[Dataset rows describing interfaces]
◇ ◇ ◇ ◇ ◇ ◇ ◇

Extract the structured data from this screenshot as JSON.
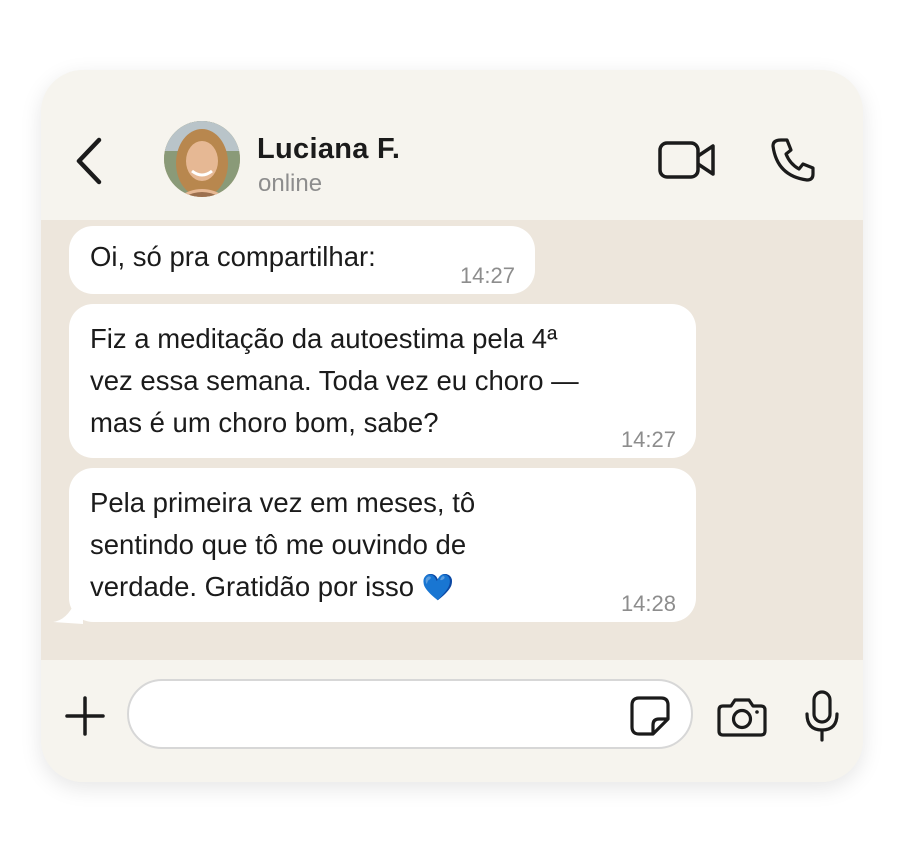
{
  "header": {
    "contact_name": "Luciana F.",
    "status": "online",
    "icons": [
      "back-arrow-icon",
      "video-call-icon",
      "phone-icon"
    ]
  },
  "messages": [
    {
      "text": "Oi, só pra compartilhar:",
      "time": "14:27"
    },
    {
      "text": "Fiz a meditação da autoestima pela 4ª\nvez essa semana. Toda vez eu choro —\nmas é um choro bom, sabe?",
      "time": "14:27"
    },
    {
      "text": "Pela primeira vez em meses, tô\nsentindo que tô me ouvindo de\nverdade. Gratidão por isso ",
      "emoji": "💙",
      "time": "14:28"
    }
  ],
  "input": {
    "value": "",
    "icons": [
      "plus-icon",
      "sticker-icon",
      "camera-icon",
      "microphone-icon"
    ]
  },
  "colors": {
    "background": "#f6f4ee",
    "chat_wallpaper": "#ede6dc",
    "bubble": "#ffffff",
    "text": "#1b1b1b",
    "muted": "#8d8d8d",
    "heart": "#2a7fd4"
  }
}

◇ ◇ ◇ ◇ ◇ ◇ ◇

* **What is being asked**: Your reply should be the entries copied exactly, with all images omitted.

* **Your response**:
Extract the structured data from this screenshot as JSON.
{
  "header": {
    "contact_name": "Luciana F.",
    "status": "online",
    "icons": [
      "back-arrow-icon",
      "video-call-icon",
      "phone-icon"
    ]
  },
  "messages": [
    {
      "text": "Oi, só pra compartilhar:",
      "time": "14:27"
    },
    {
      "text": "Fiz a meditação da autoestima pela 4ª\nvez essa semana. Toda vez eu choro —\nmas é um choro bom, sabe?",
      "time": "14:27"
    },
    {
      "text": "Pela primeira vez em meses, tô\nsentindo que tô me ouvindo de\nverdade. Gratidão por isso ",
      "emoji": "💙",
      "time": "14:28"
    }
  ],
  "input": {
    "value": "",
    "icons": [
      "plus-icon",
      "sticker-icon",
      "camera-icon",
      "microphone-icon"
    ]
  },
  "colors": {
    "background": "#f6f4ee",
    "chat_wallpaper": "#ede6dc",
    "bubble": "#ffffff",
    "text": "#1b1b1b",
    "muted": "#8d8d8d",
    "heart": "#2a7fd4"
  }
}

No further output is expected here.